Momentary mourning peace. Mama pours a glass of mulled wine, lights a scented candle (- "cherries on snow" -) and drinks to ol' Joan.
Passed down with the jewellery box, somewhere in the will, the daughters receive the annual chore of roasting the turkey (delicious!) and the veggies (good job!) and (could you pass the?) breadsauce for their brothers and husbands huddled on a threadbare sofa -- and a younger girl, barely there, staring at a laptop screen.
Mama's not festive - always too tired - barely celebrates, but orchestrates. Years barely there 'cause she's needed in their kitchen and someone's gotta cook can she please get a hand? and one chivalrous male puffs out his chest, takes one for the team, gestures to the girl with no discernible attention span and half-laughs an "ay, one day this'll be you! Best get in there while you're young!"
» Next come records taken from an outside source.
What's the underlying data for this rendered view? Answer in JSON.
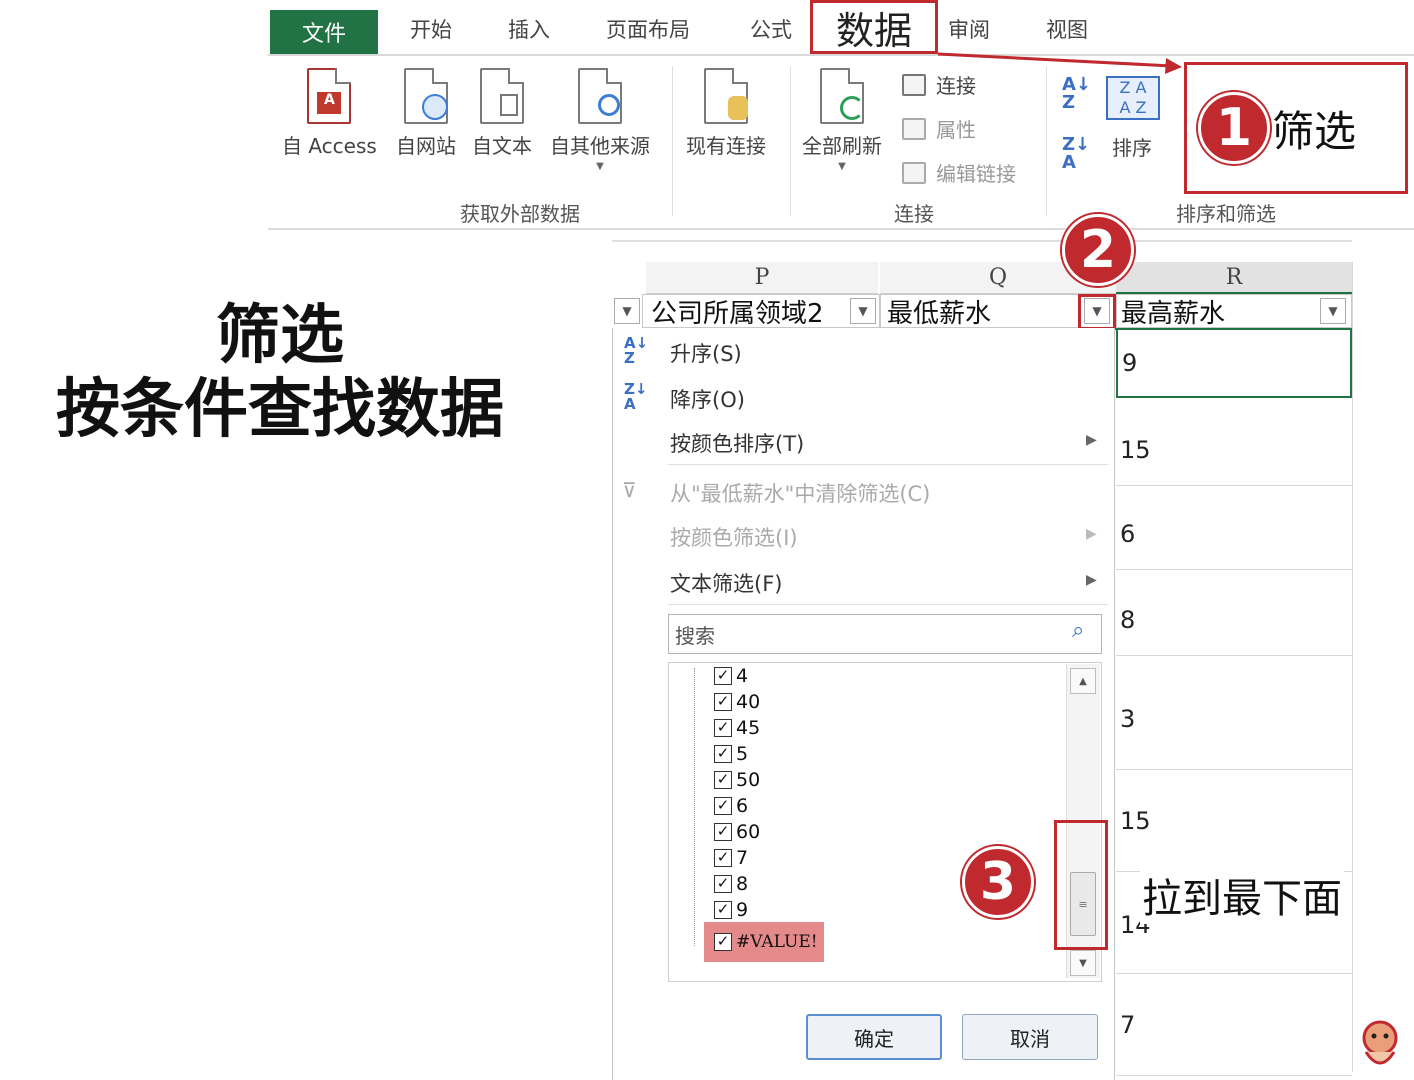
{
  "ribbon": {
    "tabs": [
      "文件",
      "开始",
      "插入",
      "页面布局",
      "公式",
      "数据",
      "审阅",
      "视图"
    ],
    "get_external": {
      "buttons": [
        "自 Access",
        "自网站",
        "自文本",
        "自其他来源",
        "现有连接"
      ],
      "group_label": "获取外部数据"
    },
    "connections": {
      "refresh_all": "全部刷新",
      "connect": "连接",
      "properties": "属性",
      "edit_links": "编辑链接",
      "group_label": "连接"
    },
    "sort_filter": {
      "sort": "排序",
      "group_label": "排序和筛选"
    }
  },
  "callouts": {
    "step1_number": "1",
    "step1_label": "筛选",
    "step2_number": "2",
    "step3_number": "3",
    "step3_label": "拉到最下面"
  },
  "title": {
    "line1": "筛选",
    "line2": "按条件查找数据"
  },
  "sheet": {
    "columns": [
      "P",
      "Q",
      "R"
    ],
    "headers": [
      "公司所属领域2",
      "最低薪水",
      "最高薪水"
    ],
    "r_values": [
      "9",
      "15",
      "6",
      "8",
      "3",
      "15",
      "14",
      "7"
    ]
  },
  "filter_menu": {
    "sort_asc": "升序(S)",
    "sort_desc": "降序(O)",
    "sort_by_color": "按颜色排序(T)",
    "clear_filter": "从\"最低薪水\"中清除筛选(C)",
    "filter_by_color": "按颜色筛选(I)",
    "text_filter": "文本筛选(F)",
    "search_placeholder": "搜索",
    "items": [
      "4",
      "40",
      "45",
      "5",
      "50",
      "6",
      "60",
      "7",
      "8",
      "9",
      "#VALUE!"
    ],
    "ok": "确定",
    "cancel": "取消"
  },
  "colors": {
    "excel_green": "#217346",
    "callout_red": "#c0292e",
    "highlight": "#e48a8a"
  }
}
((A baritone chorus of laughter.))
"You outdid yourself on the turkey." "S'great, ain't it? Pass the potatoes."
Sometimes here, sometimes Spain. We stay over. It's tradition: we're scattered across the country, maid duties are the least she can do. Never our kitchen or living room. Tiny. Messy. Unwelcoming. Come Boxing Day, Mama gives a bear hug goodbye and an "it's good to see you"; Because it is, she thinks. Thank you for inviting me to carry out your labour. I'm just grateful to be needed.
A month of red 'SALE' tapes scouring the clearance shelves; overtime for extra cash scraped to afford the food she cooks you; paying half for gifts she'd brainstormed while Dad buys partial credit on the gift tag. We leave your house.
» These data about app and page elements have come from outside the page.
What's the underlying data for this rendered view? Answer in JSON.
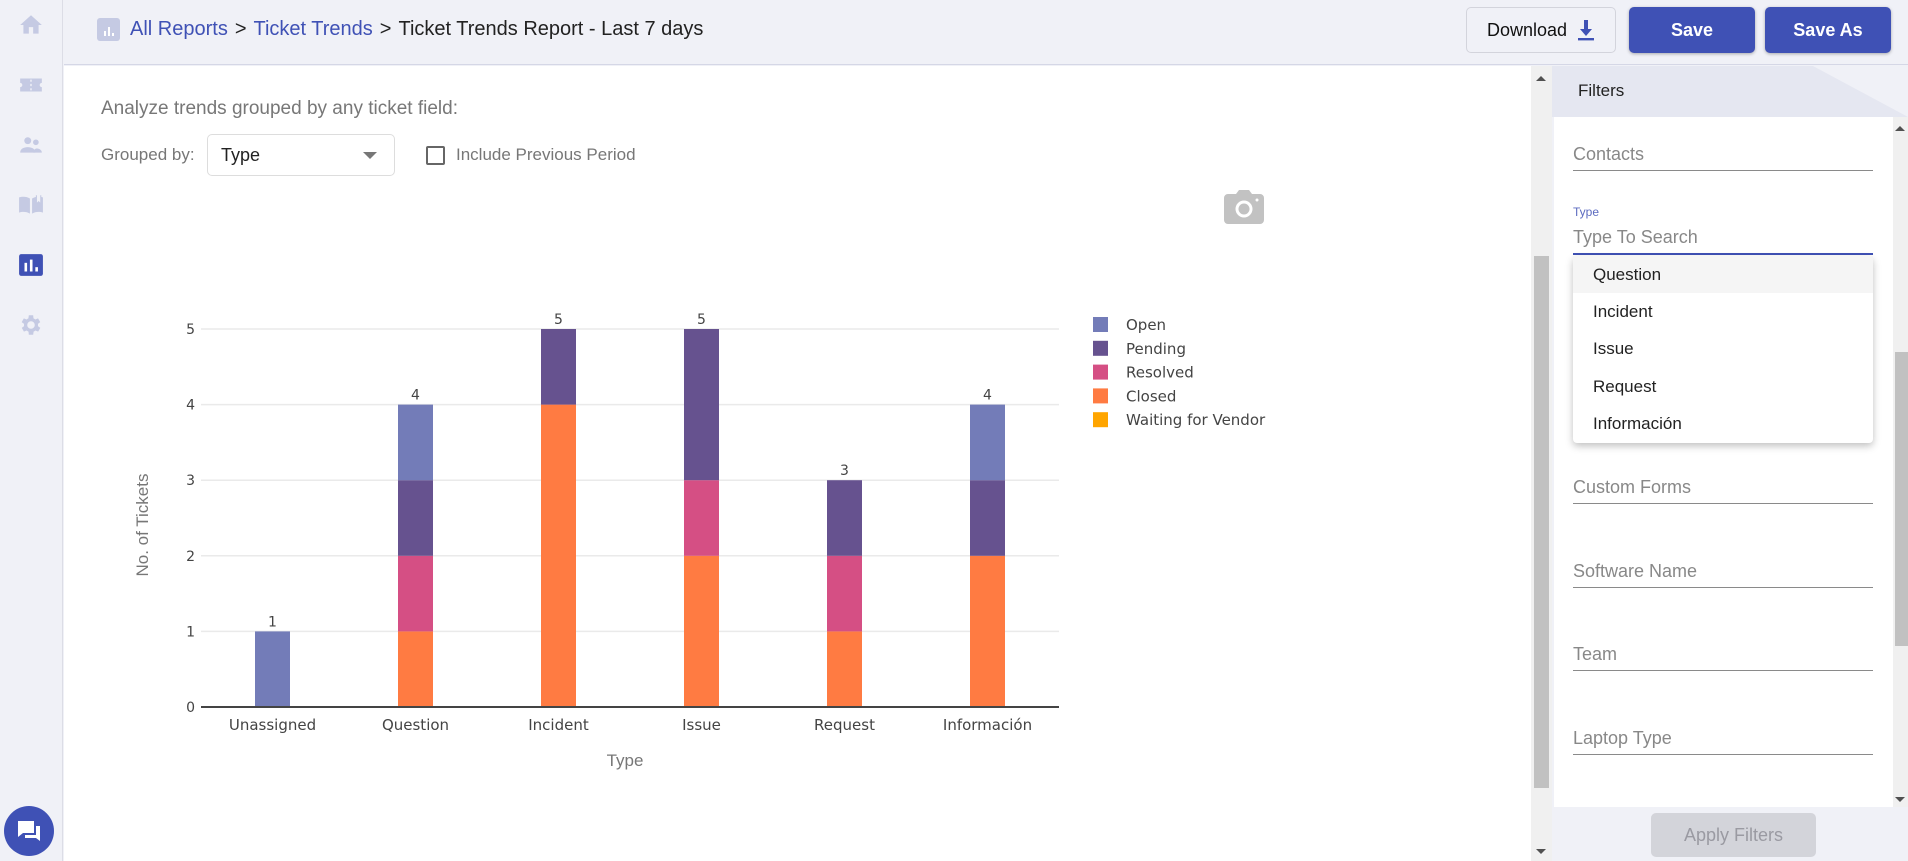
{
  "sidebar": {
    "items": [
      {
        "name": "home",
        "icon": "home-icon",
        "active": false
      },
      {
        "name": "tickets",
        "icon": "ticket-icon",
        "active": false
      },
      {
        "name": "contacts",
        "icon": "users-icon",
        "active": false
      },
      {
        "name": "knowledge-base",
        "icon": "book-icon",
        "active": false
      },
      {
        "name": "reports",
        "icon": "bar-chart-icon",
        "active": true
      },
      {
        "name": "settings",
        "icon": "gear-icon",
        "active": false
      }
    ],
    "chat_icon": "chat-icon"
  },
  "header": {
    "breadcrumb": [
      {
        "label": "All Reports",
        "link": true
      },
      {
        "label": "Ticket Trends",
        "link": true
      },
      {
        "label": "Ticket Trends Report - Last 7 days",
        "link": false
      }
    ],
    "separator": ">",
    "download_label": "Download",
    "save_label": "Save",
    "save_as_label": "Save As"
  },
  "main": {
    "intro": "Analyze trends grouped by any ticket field:",
    "grouped_by_label": "Grouped by:",
    "grouped_by_value": "Type",
    "include_previous_label": "Include Previous Period",
    "include_previous_checked": false
  },
  "colors": {
    "accent": "#3f51b5",
    "Open": "#737cb8",
    "Pending": "#66528f",
    "Resolved": "#d54f84",
    "Closed": "#ff7b42",
    "Waiting for Vendor": "#ffa500"
  },
  "chart_data": {
    "type": "bar",
    "stacked": true,
    "categories": [
      "Unassigned",
      "Question",
      "Incident",
      "Issue",
      "Request",
      "Información"
    ],
    "series": [
      {
        "name": "Closed",
        "values": [
          0,
          1,
          4,
          2,
          1,
          2
        ]
      },
      {
        "name": "Resolved",
        "values": [
          0,
          1,
          0,
          1,
          1,
          0
        ]
      },
      {
        "name": "Pending",
        "values": [
          0,
          1,
          1,
          2,
          1,
          1
        ]
      },
      {
        "name": "Open",
        "values": [
          1,
          1,
          0,
          0,
          0,
          1
        ]
      },
      {
        "name": "Waiting for Vendor",
        "values": [
          0,
          0,
          0,
          0,
          0,
          0
        ]
      }
    ],
    "totals": [
      1,
      4,
      5,
      5,
      3,
      4
    ],
    "legend": [
      "Open",
      "Pending",
      "Resolved",
      "Closed",
      "Waiting for Vendor"
    ],
    "legend_position": "right",
    "xlabel": "Type",
    "ylabel": "No. of Tickets",
    "yticks": [
      0,
      1,
      2,
      3,
      4,
      5
    ],
    "ylim": [
      0,
      5
    ],
    "grid": true
  },
  "filters": {
    "title": "Filters",
    "fields": [
      {
        "label": "Contacts"
      },
      {
        "label": "Custom Forms"
      },
      {
        "label": "Software Name"
      },
      {
        "label": "Team"
      },
      {
        "label": "Laptop Type"
      }
    ],
    "type_field": {
      "label": "Type",
      "placeholder": "Type To Search",
      "options": [
        "Question",
        "Incident",
        "Issue",
        "Request",
        "Información"
      ],
      "highlighted": "Question"
    },
    "apply_label": "Apply Filters"
  }
}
happy holidays! if you rub your eyes, it semi-looks like a christmas tree.